Schade and Eaton acknowledge that their LDL-lowering target is aggressive: most experts and organizations such as the American Heart Association suggest keeping LDL below 100 mg/dl – or 70 mg/dl for those at high risk for heart disease.
“The major difference in approach is we believe in treating disease, and the American Heart Association, with other organizations, believes in treating risk,” Schade says. “At an LDL cholesterol of 70, only 60% of patients are reversing, but 40% are getting worse, so who wants a goal that gets worse with a disease that’s the No. 1 killer?”
Eaton, an emeritus professor in the Department of Medicine who served as executive vice president for Health Sciences at UNM from 1998 to 2005, points out that for most people, heart disease is a silent killer: no symptoms are evident until a heart attack strikes.
“Asymptomatic doesn’t mean you don’t have disease,” Eaton says. That’s why coronary calcium scan results can provide peace of mind. “If your scan is zero, you don’t have the disease,” he says. An additional advantage is knowing that they have tested positive for arterial disease also motivates patients to comply more consistently with their treatment regimen, Eaton says.
CT scans briefly expose patients to X-rays, but Schade and Eaton say the dose is miniscule, equivalent to the amount of “background” radiation people get simply from living in a high-elevation location like Albuquerque for four months.
Nationwide, the American Heart Association estimates the direct and indirect costs of cardiovascular disease and stroke to be $350 billion, with one in two Americans experiencing some form of disease.
The pair are urging state lawmakers to require health insurers to cover the costs of the scans, because in the long run it will save money. New Mexicans – 40 percent of whom are covered by Medicaid – experience 16 heart attacks per day, each one averaging $94,000 in direct and indirect costs. That translates into a significant cost to taxpayers.

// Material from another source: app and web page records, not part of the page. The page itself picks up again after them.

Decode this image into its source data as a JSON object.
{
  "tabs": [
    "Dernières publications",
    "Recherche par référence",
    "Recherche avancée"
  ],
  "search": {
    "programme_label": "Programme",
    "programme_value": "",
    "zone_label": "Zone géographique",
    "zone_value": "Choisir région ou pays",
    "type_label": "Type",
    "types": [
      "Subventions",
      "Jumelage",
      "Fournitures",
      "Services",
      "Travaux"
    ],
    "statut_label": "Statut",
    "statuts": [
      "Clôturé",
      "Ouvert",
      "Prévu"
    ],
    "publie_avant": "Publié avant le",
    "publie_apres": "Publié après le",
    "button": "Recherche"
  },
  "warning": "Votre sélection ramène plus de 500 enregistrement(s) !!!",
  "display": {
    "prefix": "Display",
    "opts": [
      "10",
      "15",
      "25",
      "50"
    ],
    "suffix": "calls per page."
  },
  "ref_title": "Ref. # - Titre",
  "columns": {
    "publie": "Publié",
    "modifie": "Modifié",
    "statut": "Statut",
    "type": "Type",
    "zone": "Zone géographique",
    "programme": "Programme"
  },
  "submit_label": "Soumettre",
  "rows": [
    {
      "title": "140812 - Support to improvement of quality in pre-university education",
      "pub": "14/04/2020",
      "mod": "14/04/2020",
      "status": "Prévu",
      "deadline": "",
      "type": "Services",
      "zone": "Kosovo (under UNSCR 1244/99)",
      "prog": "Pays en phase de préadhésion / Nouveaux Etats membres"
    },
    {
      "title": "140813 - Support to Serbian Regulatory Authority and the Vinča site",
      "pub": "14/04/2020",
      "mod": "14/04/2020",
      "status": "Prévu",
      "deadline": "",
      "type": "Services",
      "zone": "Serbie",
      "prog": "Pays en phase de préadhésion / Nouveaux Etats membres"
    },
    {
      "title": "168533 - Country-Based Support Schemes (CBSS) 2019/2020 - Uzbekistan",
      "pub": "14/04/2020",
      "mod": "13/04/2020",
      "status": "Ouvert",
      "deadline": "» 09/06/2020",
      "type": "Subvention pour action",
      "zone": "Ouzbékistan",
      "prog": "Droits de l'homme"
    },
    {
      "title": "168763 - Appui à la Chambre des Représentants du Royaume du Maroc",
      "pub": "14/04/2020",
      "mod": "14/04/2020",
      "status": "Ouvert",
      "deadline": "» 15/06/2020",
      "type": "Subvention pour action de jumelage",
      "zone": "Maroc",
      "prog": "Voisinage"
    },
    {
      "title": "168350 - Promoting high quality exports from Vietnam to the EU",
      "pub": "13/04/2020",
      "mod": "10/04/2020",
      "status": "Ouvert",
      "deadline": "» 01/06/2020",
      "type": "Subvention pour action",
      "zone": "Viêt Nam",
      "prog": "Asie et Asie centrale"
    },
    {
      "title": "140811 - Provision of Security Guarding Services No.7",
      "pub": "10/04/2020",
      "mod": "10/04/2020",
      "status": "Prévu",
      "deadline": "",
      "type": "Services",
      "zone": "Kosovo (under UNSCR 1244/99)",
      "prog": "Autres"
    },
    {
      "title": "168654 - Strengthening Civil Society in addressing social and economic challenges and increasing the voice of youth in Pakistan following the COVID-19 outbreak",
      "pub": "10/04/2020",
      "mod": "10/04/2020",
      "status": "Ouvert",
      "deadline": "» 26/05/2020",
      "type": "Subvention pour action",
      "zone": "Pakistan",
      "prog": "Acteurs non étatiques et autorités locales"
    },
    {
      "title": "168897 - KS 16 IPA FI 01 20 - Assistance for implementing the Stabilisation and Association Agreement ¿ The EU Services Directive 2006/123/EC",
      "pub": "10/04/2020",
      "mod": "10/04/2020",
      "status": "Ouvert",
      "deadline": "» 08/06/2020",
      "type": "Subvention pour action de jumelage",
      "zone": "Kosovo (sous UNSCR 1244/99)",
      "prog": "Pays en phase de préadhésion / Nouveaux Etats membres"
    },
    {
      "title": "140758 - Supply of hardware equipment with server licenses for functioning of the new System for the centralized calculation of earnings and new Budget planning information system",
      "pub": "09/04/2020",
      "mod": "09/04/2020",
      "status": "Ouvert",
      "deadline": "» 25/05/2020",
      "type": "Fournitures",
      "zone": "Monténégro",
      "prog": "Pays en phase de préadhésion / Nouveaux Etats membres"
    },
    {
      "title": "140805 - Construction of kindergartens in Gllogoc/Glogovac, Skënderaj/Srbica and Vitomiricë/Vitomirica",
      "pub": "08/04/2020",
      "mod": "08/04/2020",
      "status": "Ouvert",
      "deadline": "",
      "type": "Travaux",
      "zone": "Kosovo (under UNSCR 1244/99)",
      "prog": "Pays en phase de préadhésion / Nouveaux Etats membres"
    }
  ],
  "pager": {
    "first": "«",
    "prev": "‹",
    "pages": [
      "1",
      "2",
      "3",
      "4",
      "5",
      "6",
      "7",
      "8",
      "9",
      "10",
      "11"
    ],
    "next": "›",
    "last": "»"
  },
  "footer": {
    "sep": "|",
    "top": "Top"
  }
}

“You can see what that does to the state budget,” Schade says. “They’re paying a lot of money every day just to take care of these people.”